One thing I love about having a day off from work? Getting to read more. I just finished chapter 3 of Wineburg’s Historical Thinking and Other Unnatural Acts. This chapter keyed in on understanding historical documents.
During one part of the chapter, Wineburg had historians and high school students reading texts and determining which ones were more reliable and trustworthy as historical documents. The historians chose the primary sources. The high school students (who were at the top of their classes) chose the textbooks. The students chose the textbook because they believed that it was a simple recitation of fact, which goes right along to the way that teachers train students. However, I think my professors will be happy to know that even before I read Wineburg’s opinion, I was already cringing at the diction chosen by the textbook. You can see the excerpt on page 67.
The big point that Wineburg makes is about what the historians were looking at when evaluating the texts.
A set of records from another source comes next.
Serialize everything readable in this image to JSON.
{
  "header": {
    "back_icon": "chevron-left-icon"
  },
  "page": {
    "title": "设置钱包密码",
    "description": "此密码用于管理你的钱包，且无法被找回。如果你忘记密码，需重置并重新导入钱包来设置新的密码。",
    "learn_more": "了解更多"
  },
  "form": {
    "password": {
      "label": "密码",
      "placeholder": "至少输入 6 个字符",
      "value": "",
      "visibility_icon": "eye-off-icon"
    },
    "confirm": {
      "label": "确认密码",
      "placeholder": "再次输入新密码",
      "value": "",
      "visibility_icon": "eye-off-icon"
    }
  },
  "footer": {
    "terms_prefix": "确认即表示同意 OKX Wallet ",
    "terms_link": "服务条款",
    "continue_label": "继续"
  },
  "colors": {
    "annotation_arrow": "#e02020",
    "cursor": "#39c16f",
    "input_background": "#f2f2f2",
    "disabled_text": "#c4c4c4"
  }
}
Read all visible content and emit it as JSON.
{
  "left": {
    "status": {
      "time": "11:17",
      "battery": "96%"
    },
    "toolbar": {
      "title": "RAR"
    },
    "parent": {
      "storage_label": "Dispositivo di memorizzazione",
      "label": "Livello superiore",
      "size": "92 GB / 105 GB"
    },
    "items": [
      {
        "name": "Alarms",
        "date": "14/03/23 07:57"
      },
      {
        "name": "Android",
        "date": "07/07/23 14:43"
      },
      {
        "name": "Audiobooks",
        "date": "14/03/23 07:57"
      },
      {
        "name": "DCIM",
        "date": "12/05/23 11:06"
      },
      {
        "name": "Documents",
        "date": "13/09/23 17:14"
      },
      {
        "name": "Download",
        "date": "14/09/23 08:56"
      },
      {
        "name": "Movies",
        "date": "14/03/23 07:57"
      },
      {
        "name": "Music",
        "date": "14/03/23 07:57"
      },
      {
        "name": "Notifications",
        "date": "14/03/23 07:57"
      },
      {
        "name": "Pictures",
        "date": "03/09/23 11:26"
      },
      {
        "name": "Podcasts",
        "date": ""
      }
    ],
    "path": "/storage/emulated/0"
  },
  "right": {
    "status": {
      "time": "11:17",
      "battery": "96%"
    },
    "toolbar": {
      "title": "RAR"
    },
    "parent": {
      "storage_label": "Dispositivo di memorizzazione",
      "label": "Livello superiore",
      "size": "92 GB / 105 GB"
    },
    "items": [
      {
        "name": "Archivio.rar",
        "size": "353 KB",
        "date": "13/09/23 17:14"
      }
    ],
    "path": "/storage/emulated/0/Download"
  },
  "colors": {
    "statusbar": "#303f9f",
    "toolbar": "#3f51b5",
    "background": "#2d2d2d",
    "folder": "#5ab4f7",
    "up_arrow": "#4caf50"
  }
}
The historians were looking at the subtext and the actual words written. Rather than just taking the words at face value, and looking no deeper, the historians were trying to figure out the story of the author based off what they wrote. What was his economic class? Which perspective is he taking? They were also trying to understand more about what actually happened at the event. However, this also meant trying to remove bias. Thus the historians had to take off their present day lenses, they tried to figure out why a person would write what they would write, and thusly using that knowledge to know what biases to look out for. Thus the historians were trying more to figure out not only what the text was saying, but what the text was doing!
Wineburg also talked about reading into history. Some books that suggest reading strategies for teachers make it seem like you can read history in the same way that you can read literature, physics, and math textbooks. My friends, we all know that is not correct. History is not something that can just be written in a book, and then questions are no longer asked. However, that is what textbooks in classrooms are leading us to believe. Wineburg talked about the lack of footnotes in textbooks, and so it does not demonstrate the tremendous debates going on behind the scenes of history. I totally understand where he is coming from, because I can remember when I was in high school reading my textbook, and taking the words as law. However, since coming to college I am realizing that even textbooks have their faults, and students need to see the great debates being held within the words by different sides of the historical debate.
Just some simple thoughts on chapter 3, I hope you enjoyed!